Subepidermal bullae

Linear deposition of IgG in direct immunofluorescence

Indirect immunofluorescence study on salt-split normal human skin substrate with the serum from a patient with bullous pemphigoid detects IgG serum autoantibodies that bind to the epidermal (roof) side of the skin basement membrane
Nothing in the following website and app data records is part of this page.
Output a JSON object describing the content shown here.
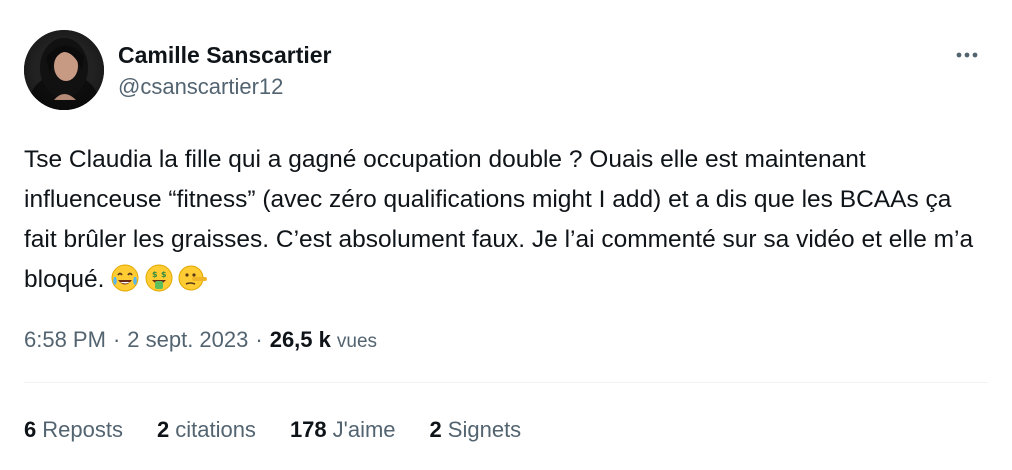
{
  "author": {
    "display_name": "Camille Sanscartier",
    "handle": "@csanscartier12"
  },
  "tweet": {
    "text": "Tse Claudia la fille qui a gagné occupation double ? Ouais elle est maintenant influenceuse “fitness” (avec zéro qualifications might I add) et a dis que les BCAAs ça fait brûler les graisses. C’est absolument faux. Je l’ai commenté sur sa vidéo et elle m’a bloqué.",
    "emojis": [
      "face-with-tears-of-joy-icon",
      "money-mouth-face-icon",
      "lying-face-icon"
    ]
  },
  "meta": {
    "time": "6:58 PM",
    "separator": "·",
    "date": "2 sept. 2023",
    "views_count": "26,5 k",
    "views_label": "vues"
  },
  "stats": {
    "reposts": {
      "count": "6",
      "label": "Reposts"
    },
    "quotes": {
      "count": "2",
      "label": "citations"
    },
    "likes": {
      "count": "178",
      "label": "J'aime"
    },
    "bookmarks": {
      "count": "2",
      "label": "Signets"
    }
  },
  "icons": {
    "more": "more-horizontal-icon"
  },
  "colors": {
    "primary_text": "#0f1419",
    "secondary_text": "#536471",
    "divider": "#eff3f4"
  }
}
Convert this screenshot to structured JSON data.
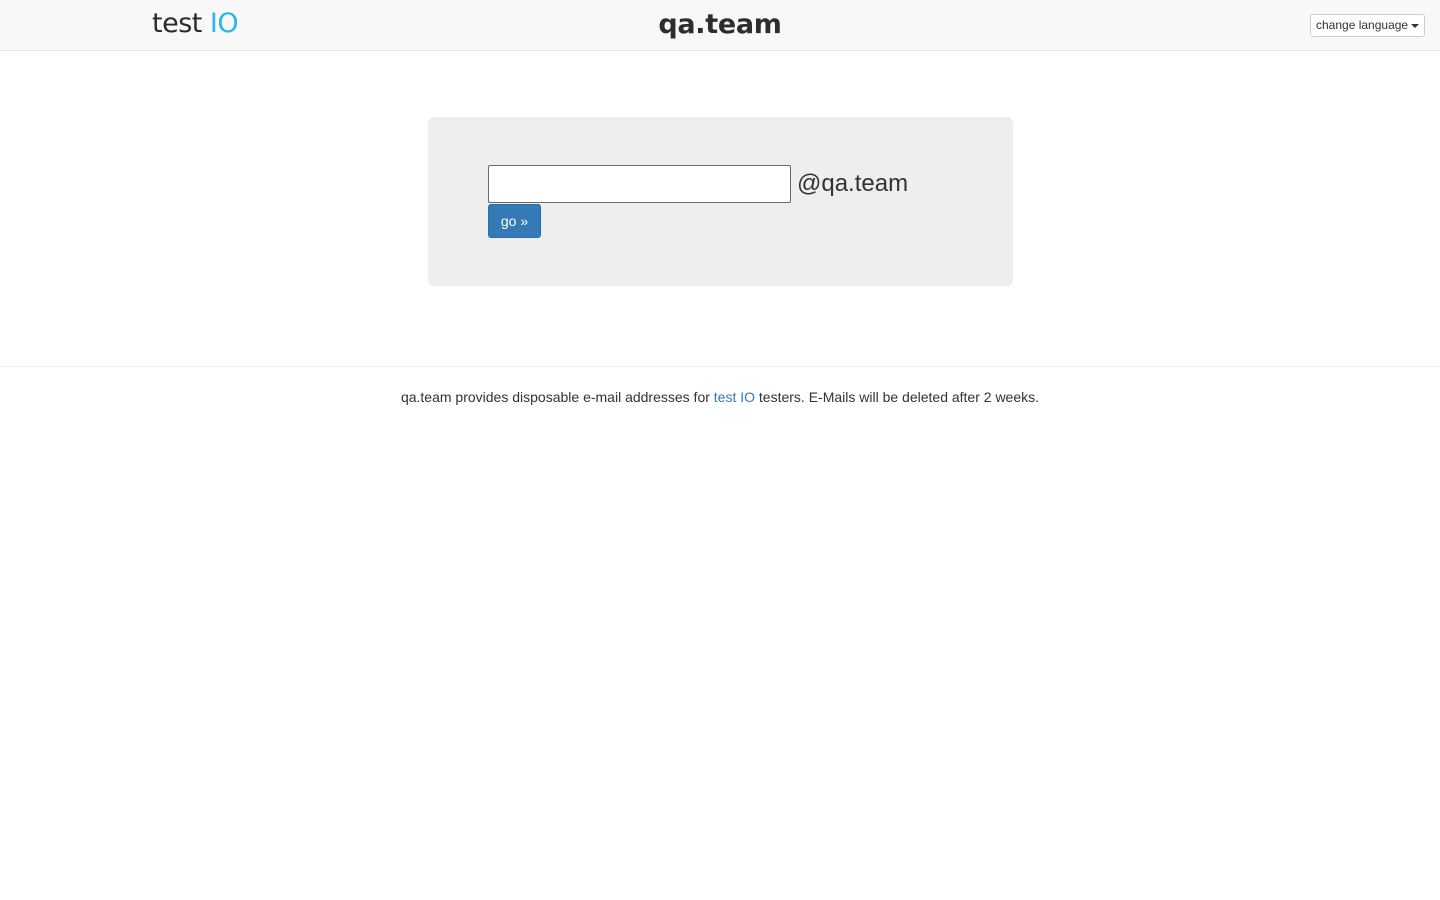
{
  "header": {
    "logo": {
      "word1": "test",
      "word2": "IO",
      "word2_color": "#29b6e8"
    },
    "title": "qa.team",
    "language_button": {
      "label": "change language",
      "icon": "caret-down-icon"
    }
  },
  "main": {
    "email_input": {
      "value": "",
      "placeholder": ""
    },
    "domain_suffix": "@qa.team",
    "go_button_label": "go »",
    "accent_color": "#337ab7"
  },
  "footer": {
    "text_before": "qa.team provides disposable e-mail addresses for",
    "link_text": "test IO",
    "text_after": "testers. E-Mails will be deleted after 2 weeks."
  }
}
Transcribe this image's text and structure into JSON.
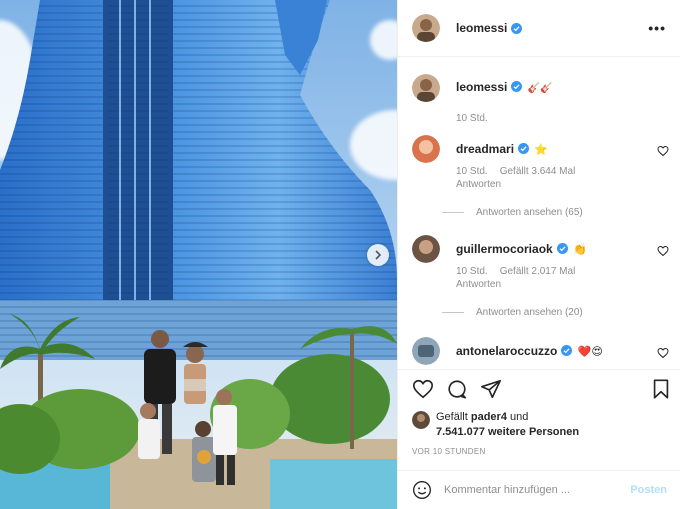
{
  "post": {
    "author": "leomessi",
    "more_label": "•••"
  },
  "caption": {
    "author": "leomessi",
    "emoji": "🎸🎸",
    "age": "10 Std."
  },
  "comments": [
    {
      "user": "dreadmari",
      "emoji": "⭐",
      "age": "10 Std.",
      "likes": "Gefällt 3.644 Mal",
      "reply_label": "Antworten",
      "view_replies": "Antworten ansehen (65)"
    },
    {
      "user": "guillermocoriaok",
      "emoji": "👏",
      "age": "10 Std.",
      "likes": "Gefällt 2.017 Mal",
      "reply_label": "Antworten",
      "view_replies": "Antworten ansehen (20)"
    },
    {
      "user": "antonelaroccuzzo",
      "emoji": "❤️😍"
    }
  ],
  "likes": {
    "prefix": "Gefällt ",
    "first_user": "pader4",
    "connector": " und",
    "count": "7.541.077 weitere Personen"
  },
  "timestamp": "VOR 10 STUNDEN",
  "composer": {
    "placeholder": "Kommentar hinzufügen ...",
    "post_label": "Posten"
  },
  "icons": {
    "like": "heart-icon",
    "comment": "comment-icon",
    "share": "share-icon",
    "save": "bookmark-icon",
    "emoji": "smiley-icon",
    "next": "chevron-right-icon",
    "verified": "verified-badge-icon"
  },
  "colors": {
    "verified": "#3897f0",
    "muted": "#8e8e8e",
    "post_button": "#b2dffc",
    "heart_red": "#ed4956"
  }
}
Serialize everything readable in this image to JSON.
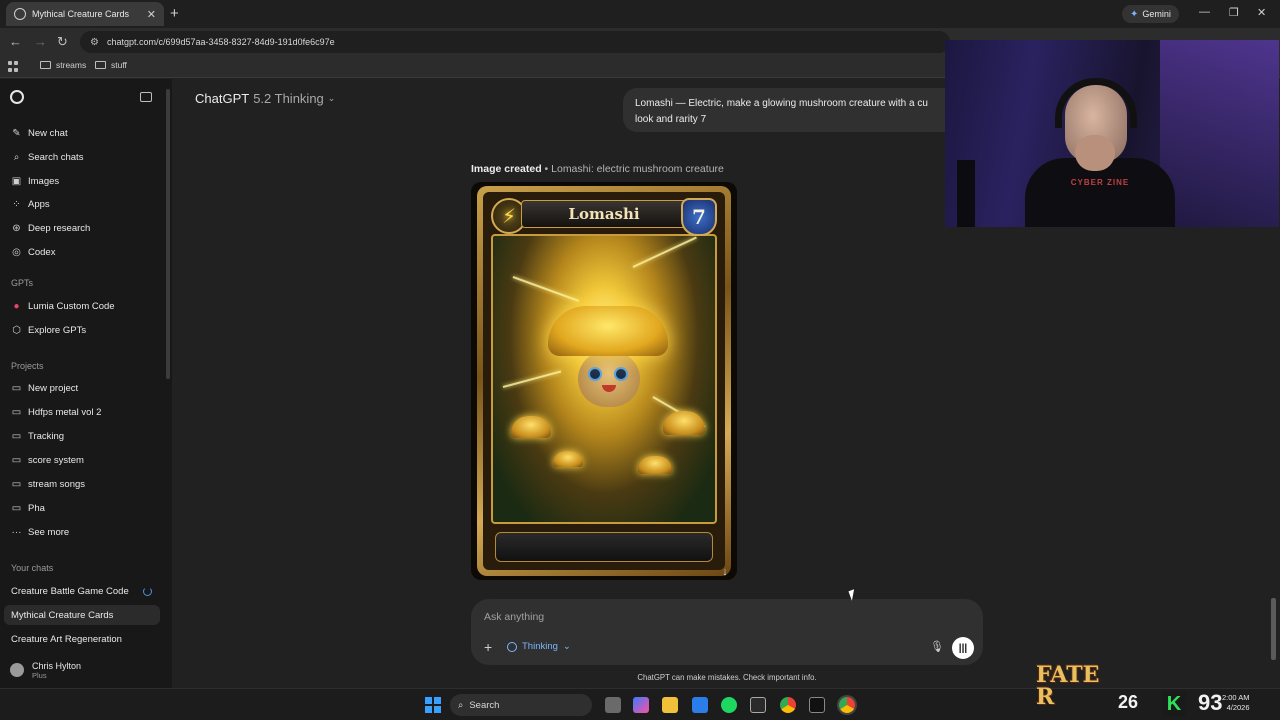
{
  "browser": {
    "tab_title": "Mythical Creature Cards",
    "new_tab": "+",
    "gemini_label": "Gemini",
    "url": "chatgpt.com/c/699d57aa-3458-8327-84d9-191d0fe6c97e",
    "bookmarks": [
      "streams",
      "stuff"
    ]
  },
  "sidebar": {
    "nav": [
      {
        "label": "New chat",
        "icon": "edit-icon"
      },
      {
        "label": "Search chats",
        "icon": "search-icon"
      },
      {
        "label": "Images",
        "icon": "image-icon"
      },
      {
        "label": "Apps",
        "icon": "apps-icon"
      },
      {
        "label": "Deep research",
        "icon": "research-icon"
      },
      {
        "label": "Codex",
        "icon": "codex-icon"
      }
    ],
    "gpts_heading": "GPTs",
    "gpts": [
      {
        "label": "Lumia Custom Code",
        "icon": "gpt-avatar-icon"
      },
      {
        "label": "Explore GPTs",
        "icon": "explore-icon"
      }
    ],
    "projects_heading": "Projects",
    "projects": [
      {
        "label": "New project",
        "icon": "folder-plus-icon"
      },
      {
        "label": "Hdfps metal vol 2",
        "icon": "folder-icon"
      },
      {
        "label": "Tracking",
        "icon": "folder-icon"
      },
      {
        "label": "score system",
        "icon": "folder-icon"
      },
      {
        "label": "stream songs",
        "icon": "folder-icon"
      },
      {
        "label": "Pha",
        "icon": "folder-icon"
      },
      {
        "label": "See more",
        "icon": "more-icon"
      }
    ],
    "chats_heading": "Your chats",
    "chats": [
      "Creature Battle Game Code",
      "Mythical Creature Cards",
      "Creature Art Regeneration"
    ],
    "profile": {
      "name": "Chris Hylton",
      "plan": "Plus"
    }
  },
  "main": {
    "model_name": "ChatGPT",
    "model_version": "5.2 Thinking",
    "user_message": "Lomashi — Electric, make a glowing mushroom creature with a cu look and rarity 7",
    "image_label_bold": "Image created",
    "image_label_rest": " • Lomashi: electric mushroom creature",
    "card": {
      "name": "Lomashi",
      "element": "Electric",
      "rarity": "7"
    },
    "composer": {
      "placeholder": "Ask anything",
      "mode": "Thinking"
    },
    "disclaimer": "ChatGPT can make mistakes. Check important info."
  },
  "webcam": {
    "shirt_text": "CYBER ZINE"
  },
  "taskbar": {
    "search_label": "Search",
    "overlay_logo": "FATE R",
    "tray_count_a": "26",
    "tray_count_b": "93",
    "clock_time": "2:00 AM",
    "clock_date": "4/2026"
  }
}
Other images: #1, #2, #3, #4, #5, #6, #7, #8, #9
Type IV collagen on blister floor #1, #2
Positive Stains
  • Linear IgG and C3 antibodies to hemidesmosomes at lamina lucida of basement membrane (versus granular pattern for discoid lupus), occasional IgA and IgM
  • 70% have circulating antibodies that bind to basement membrane of normal skin or mucous membranes
  • Antibodies bind to epidermal side in NaCl split skin test
Differential Diagnosis
  • Anti-epiligrin cicatricial pemphigoid: usually affects mucus membrane, reactivity on dermal side in NaCl split skin test
  • Bullous lupus erythematosus: fulfills criteria for SLE, including positive lupus serology (antinuclear antibodies); reactivity on dermal side in NaCl split skin
  • Dermatitis herpetiformis: papillary neutrophilic microabscesses, basal cell vacuoles, granular IgA pattern in dermal papillae by direct immunofluoresence, no circulating antibodies
  • Epidermolysis bullosa acquisita: reactivity on dermal side in NaCl split skin